      This is such a deep discussion for a venue like a blog. I’m so glad you asked the question, Shelly, and I wish we could sit down to coffee to spend more time on it!!

  3. Amy…Thank You for your obedience and boldness of the Holy Spirit…We as the church need to come back to this teaching My husband and I feel so separated from our church and our home group where we have now left and are looking for a new place of worship and accountability…The church has bought into the lie of Satan with the love and grace teaching and fallen into such a danger zone of we as Christians have to be tolerant of hiding sin and not be able to go to one another and speak truth when we are slipping away…Our home group we just left decided to go to a bar for karaoke night with all their children instead of having group night they wanted to do something different and to invite their friends to come that didn’t want to come to a group home study and my husband and I were the only one that spoke up and asked why is this something we would do on a night of worship and bible study they came against us and acted as if we were religious and legalist and told us we were not showing LOVE to the group ….such foolishness we are not religious or legalist we are just at a different place and God is calling us to draw closer and not compromise our faith and I so appreciate you in writing this it truly brought such conformation to my husband and I on to keep focus and to not give in and slip into the lies of the devil and become asleep…I pray that God will continue to richly bless you and your family and all that God is doing within this ministry He has given you to Stand for HIs Truth and Righteousness … Please pray for us to find a church that stands up for His Truth!!!!!
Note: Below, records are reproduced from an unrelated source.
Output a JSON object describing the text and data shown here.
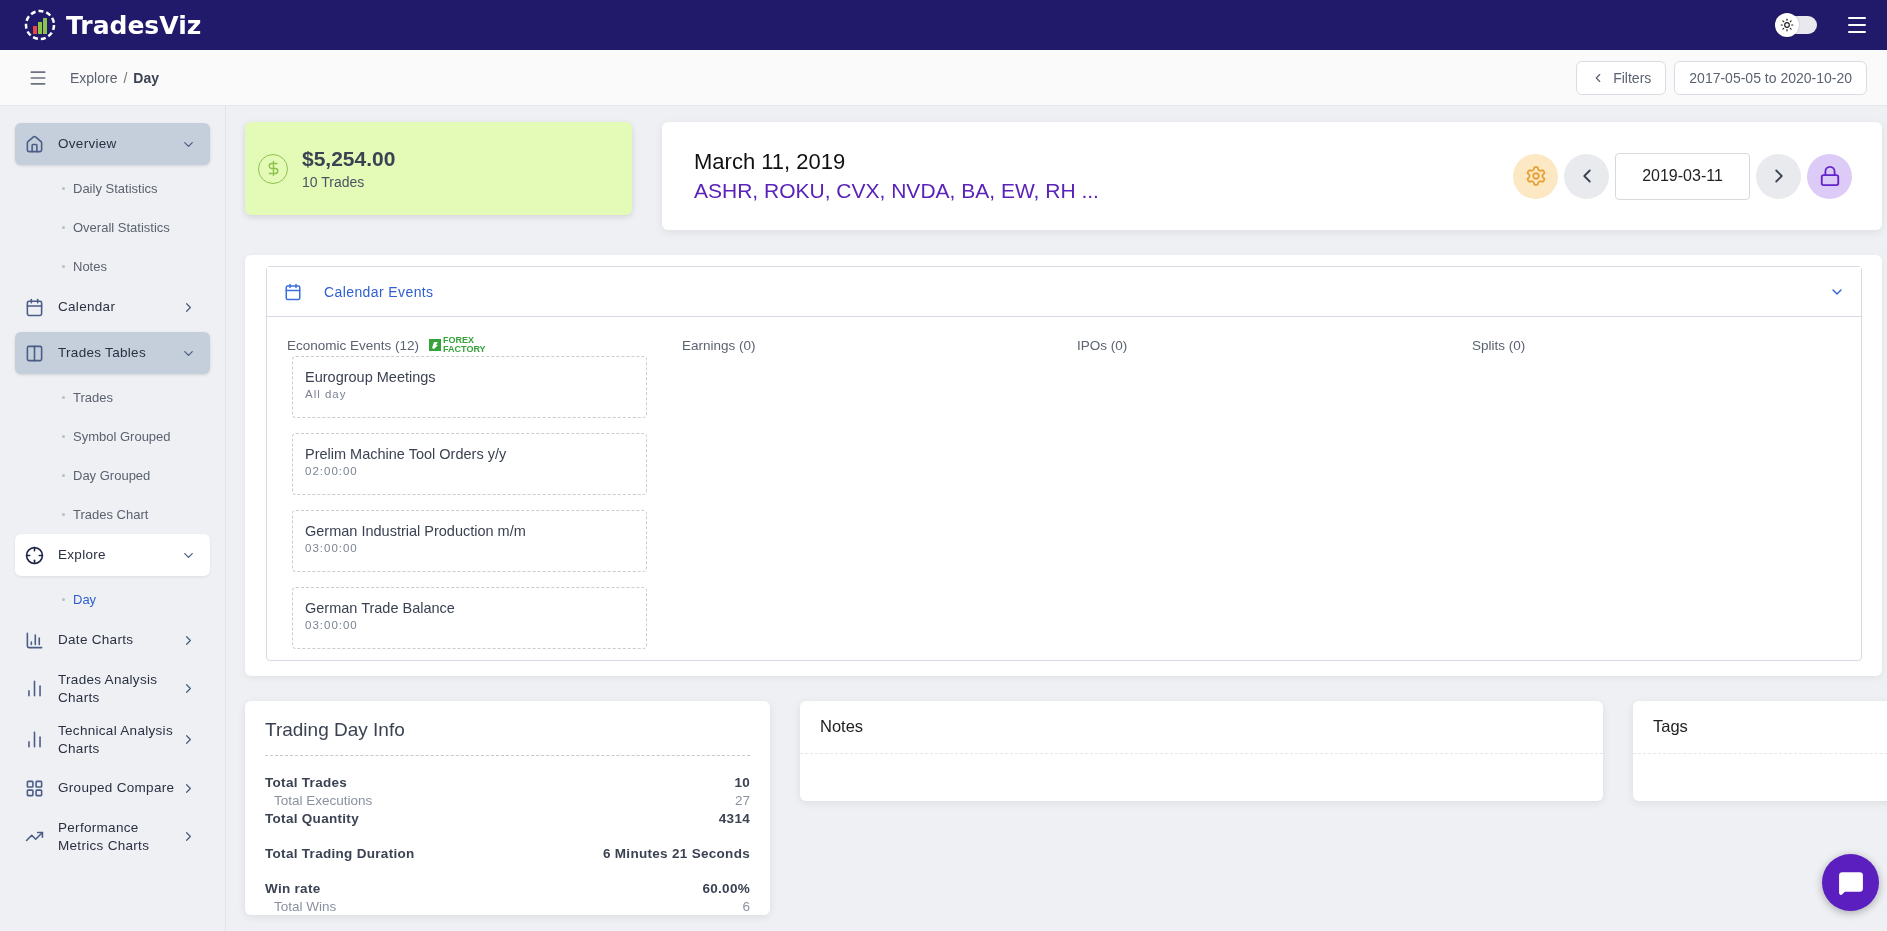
{
  "app": {
    "brand": "TradesViz",
    "dark_mode": false
  },
  "breadcrumb": {
    "parent": "Explore",
    "separator": "/",
    "current": "Day"
  },
  "header_actions": {
    "filters": "Filters",
    "date_range": "2017-05-05 to 2020-10-20"
  },
  "sidebar": {
    "items": [
      {
        "label": "Overview",
        "expanded": true,
        "selected": false,
        "children": [
          {
            "label": "Daily Statistics",
            "selected": false
          },
          {
            "label": "Overall Statistics",
            "selected": false
          },
          {
            "label": "Notes",
            "selected": false
          }
        ]
      },
      {
        "label": "Calendar",
        "expanded": false,
        "selected": false
      },
      {
        "label": "Trades Tables",
        "expanded": true,
        "selected": false,
        "children": [
          {
            "label": "Trades",
            "selected": false
          },
          {
            "label": "Symbol Grouped",
            "selected": false
          },
          {
            "label": "Day Grouped",
            "selected": false
          },
          {
            "label": "Trades Chart",
            "selected": false
          }
        ]
      },
      {
        "label": "Explore",
        "expanded": true,
        "selected": true,
        "children": [
          {
            "label": "Day",
            "selected": true
          }
        ]
      },
      {
        "label": "Date Charts",
        "expanded": false,
        "selected": false
      },
      {
        "label": "Trades Analysis Charts",
        "expanded": false,
        "selected": false
      },
      {
        "label": "Technical Analysis Charts",
        "expanded": false,
        "selected": false
      },
      {
        "label": "Grouped Compare",
        "expanded": false,
        "selected": false
      },
      {
        "label": "Performance Metrics Charts",
        "expanded": false,
        "selected": false
      }
    ]
  },
  "summary": {
    "amount": "$5,254.00",
    "trades": "10 Trades"
  },
  "day": {
    "date": "March 11, 2019",
    "symbols": "ASHR, ROKU, CVX, NVDA, BA, EW, RH ...",
    "date_value": "2019-03-11"
  },
  "calendar_events": {
    "title": "Calendar Events",
    "expanded": true,
    "economic": {
      "heading": "Economic Events (12)",
      "source_logo": "FOREX FACTORY",
      "events": [
        {
          "name": "Eurogroup Meetings",
          "time": "All day"
        },
        {
          "name": "Prelim Machine Tool Orders y/y",
          "time": "02:00:00"
        },
        {
          "name": "German Industrial Production m/m",
          "time": "03:00:00"
        },
        {
          "name": "German Trade Balance",
          "time": "03:00:00"
        }
      ]
    },
    "columns": [
      "Earnings (0)",
      "IPOs (0)",
      "Splits (0)"
    ]
  },
  "trading_day_info": {
    "title": "Trading Day Info",
    "groups": [
      [
        {
          "label": "Total Trades",
          "value": "10",
          "kind": "main"
        },
        {
          "label": "Total Executions",
          "value": "27",
          "kind": "sub"
        },
        {
          "label": "Total Quantity",
          "value": "4314",
          "kind": "main"
        }
      ],
      [
        {
          "label": "Total Trading Duration",
          "value": "6 Minutes 21 Seconds",
          "kind": "main"
        }
      ],
      [
        {
          "label": "Win rate",
          "value": "60.00%",
          "kind": "main"
        },
        {
          "label": "Total Wins",
          "value": "6",
          "kind": "sub"
        }
      ]
    ]
  },
  "notes": {
    "title": "Notes"
  },
  "tags": {
    "title": "Tags"
  }
}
    1. Amy Carroll says:

      Diane, I’m so sorry your family is going through church hurt. It’s some of the hardest, because our church community is truly family.

      We’ve all got blind spots, and I’m no exception. Over and over God convicts me of how my beliefs and actions have slipped toward my culture and away from His Word. It’s His Word that has to be our “True North” that keeps us from drift.

      “That woman Jezebel” (vs.20) had not only drifted, she was teaching in direct violation to the 2 clear directives given from the Jerusalem council in Acts 15:28-29, “It seemed good to the Holy Spirit and to us not to burden you with anything beyond the following requirements: You are to abstain from food sacrificed to idols, from blood, from the meat o strangled animals and from sexual immorality. You will do well to avoid such things.” Clear truths and directives in scripture are the things were are to stand on firmly even when the world around us considers us intolerant. One such truth that leaps to mind is that Jesus is “the way, the truth and the life”, and no one comes to the Father except through Him. (Jn. 14:6)

      There are so many areas in churches where we can disagree based on preferences and even personal convictions. These are to be covered by love and grace (Romans 14-15) which means we’ll sometimes agree to disagree or even move to separate works like Paul and Barnabus. I’m praying for wisdom and discernment for all of us as we reach these places of conflict in our churches. It’s messy stuff, and we all have to lean hard on Jesus in the midst of it.

      1. Amen …so beautifully stated …Thank You…It is so hard when you don’t even want any conflict but if you don’t want to go and participate because of your own convictions people take offense to it when we say nothing except decline to go…and have people ask us not to come back it’s such a spiritual battle and we do need to love them and trust that Jesus will continue to bring good friends to our life to keep us growing in our faith …God Bless you Amy. So appreciate your prayers today.